We are given many opportunities to take responsibility for our actions.  Our Jewish sisters and brothers are encouraged to make amends with those they have injured over the past year in the days leading up to Yom Kippur.  Those in 12 step programs know that steps 8, 9, and 10 are all about making amends and taking responsibility.  And for us Christians, there is the passing of the peace.

The passing of the peace? Really? That interruption to the service where we get into a little chat with our neighbor, and desperately descend upon newcomers?  Yes, that’s the one i mean:

“So when you are offering your gift at the altar, if you remember that your brother or sister has something against you, leave your gift there at the altar and go; first be reconciled to your brother or sister, and then come and offer your gift.” – Matthew 5:23-24 (NRSV)

The passing of the peace is meant (in part) to be a last minute opportunity before offering, before eucharist, to reconcile ourselves to anyone from whom we are estranged within the fellowship.  So next time the pastor invites you to share “signs of peace and reconciliation with your neighbor…” remember Jesus’ broad interpretation of that word “neighbor” – not necessarily the person nearest us in the pew.  Instead, cross the sanctuary if you have to – step out and call someone on your cell phone if you have to – reach out to one you have been reluctant to embrace, to one you have wronged in thought, word, or deed.  (Admittedly, I have not been in the business of doing this myself.  Perhaps we can all try something new this Sunday.)

Not sure where to start?  Perhaps it is best to begin with that word that we love to say when we are announcing our accomplishments, and that we avoid whenever there is a question of who to blame for a breach – “I” – a word that begins those difficult phrases, “I am to blame…” “I am sorry…” “I was inconsiderate…”  “I failed to…”

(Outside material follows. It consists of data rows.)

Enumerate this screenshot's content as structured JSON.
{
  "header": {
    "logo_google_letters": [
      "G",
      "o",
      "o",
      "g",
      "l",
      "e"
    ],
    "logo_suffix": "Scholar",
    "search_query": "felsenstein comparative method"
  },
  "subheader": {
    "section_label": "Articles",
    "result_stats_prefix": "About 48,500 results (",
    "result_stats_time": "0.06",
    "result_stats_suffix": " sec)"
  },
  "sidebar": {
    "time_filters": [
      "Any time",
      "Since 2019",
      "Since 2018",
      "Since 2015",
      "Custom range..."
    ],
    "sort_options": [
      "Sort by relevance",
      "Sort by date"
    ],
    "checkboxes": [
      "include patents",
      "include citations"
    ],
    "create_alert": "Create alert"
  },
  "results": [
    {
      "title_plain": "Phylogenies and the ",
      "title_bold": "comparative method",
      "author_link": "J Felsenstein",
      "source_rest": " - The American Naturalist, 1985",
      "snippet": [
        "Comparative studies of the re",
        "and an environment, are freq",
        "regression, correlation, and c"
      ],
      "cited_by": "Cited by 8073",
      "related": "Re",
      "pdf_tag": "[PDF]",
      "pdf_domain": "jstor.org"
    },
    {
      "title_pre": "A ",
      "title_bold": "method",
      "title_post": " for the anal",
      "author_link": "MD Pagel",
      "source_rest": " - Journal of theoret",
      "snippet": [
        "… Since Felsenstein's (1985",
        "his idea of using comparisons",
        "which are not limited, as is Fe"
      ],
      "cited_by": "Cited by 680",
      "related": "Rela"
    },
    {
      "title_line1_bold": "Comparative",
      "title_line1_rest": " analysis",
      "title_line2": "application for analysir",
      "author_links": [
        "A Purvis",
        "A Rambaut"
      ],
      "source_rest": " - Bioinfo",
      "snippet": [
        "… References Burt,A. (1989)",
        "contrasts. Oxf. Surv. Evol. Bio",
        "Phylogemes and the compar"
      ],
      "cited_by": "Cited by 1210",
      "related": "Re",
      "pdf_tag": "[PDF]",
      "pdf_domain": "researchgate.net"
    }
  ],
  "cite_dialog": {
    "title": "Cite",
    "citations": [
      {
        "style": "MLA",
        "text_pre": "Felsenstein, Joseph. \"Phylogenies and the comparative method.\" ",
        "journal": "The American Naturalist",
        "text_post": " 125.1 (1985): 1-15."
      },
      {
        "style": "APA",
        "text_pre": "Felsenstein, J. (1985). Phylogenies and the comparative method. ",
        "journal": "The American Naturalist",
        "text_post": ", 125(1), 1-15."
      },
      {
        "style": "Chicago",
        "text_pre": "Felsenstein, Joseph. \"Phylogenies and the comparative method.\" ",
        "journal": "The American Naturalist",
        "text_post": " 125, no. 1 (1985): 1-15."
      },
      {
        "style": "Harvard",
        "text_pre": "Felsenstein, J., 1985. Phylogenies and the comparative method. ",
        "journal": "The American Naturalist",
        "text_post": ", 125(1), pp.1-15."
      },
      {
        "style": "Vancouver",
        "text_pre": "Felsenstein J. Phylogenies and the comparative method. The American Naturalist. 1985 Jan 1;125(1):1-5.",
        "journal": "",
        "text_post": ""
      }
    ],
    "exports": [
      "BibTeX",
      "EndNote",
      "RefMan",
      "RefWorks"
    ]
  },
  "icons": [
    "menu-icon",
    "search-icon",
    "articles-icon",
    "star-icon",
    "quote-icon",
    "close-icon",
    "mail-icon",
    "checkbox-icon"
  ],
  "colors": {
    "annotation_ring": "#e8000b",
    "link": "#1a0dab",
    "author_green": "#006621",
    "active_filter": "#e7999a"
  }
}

One thing that makes all of this easier is the assurance of love and forgiveness.  God loves us so much that Christ died for us while we were yet sinners!  We do not need to be mortified by our every mistake to the extent that we try to hide what we have done wrong.  God is not an abuser, and we are not playing some twisted, life-long game of “gotcha!” We are loved intimately by a God who knows every hair on our head and every thought inside of it.  Being so deeply and intimately loved is what gives us our freedom in Christ – freedom to admit our wrongdoing, and thus freedom to be reconciled to those whom we have wronged.

I wish that I could say that I have always admitted my mistakes as unselfconsciously as I did on my 22nd birthday, the day I totaled my beloved white manual transmission Mazda 626 with a moonroof.  (RIP, sweet Mazda.  Alas, I was her undoing!)   Too often I have tried to avoid taking responsibility for myself and my actions.  I’m sorry that I have tried to deflect blame, that I have fallen into the habit of first offering my excuses before even uttering the words, “I’m sorry.”  I hope that, as I come to more deeply and fully embrace God’s love and forgiveness for me, I will better be able to fearlessly admit my mistakes without trying to find someone else to blame for having made my mistake possible.  I want to do better – I hope I do better next time.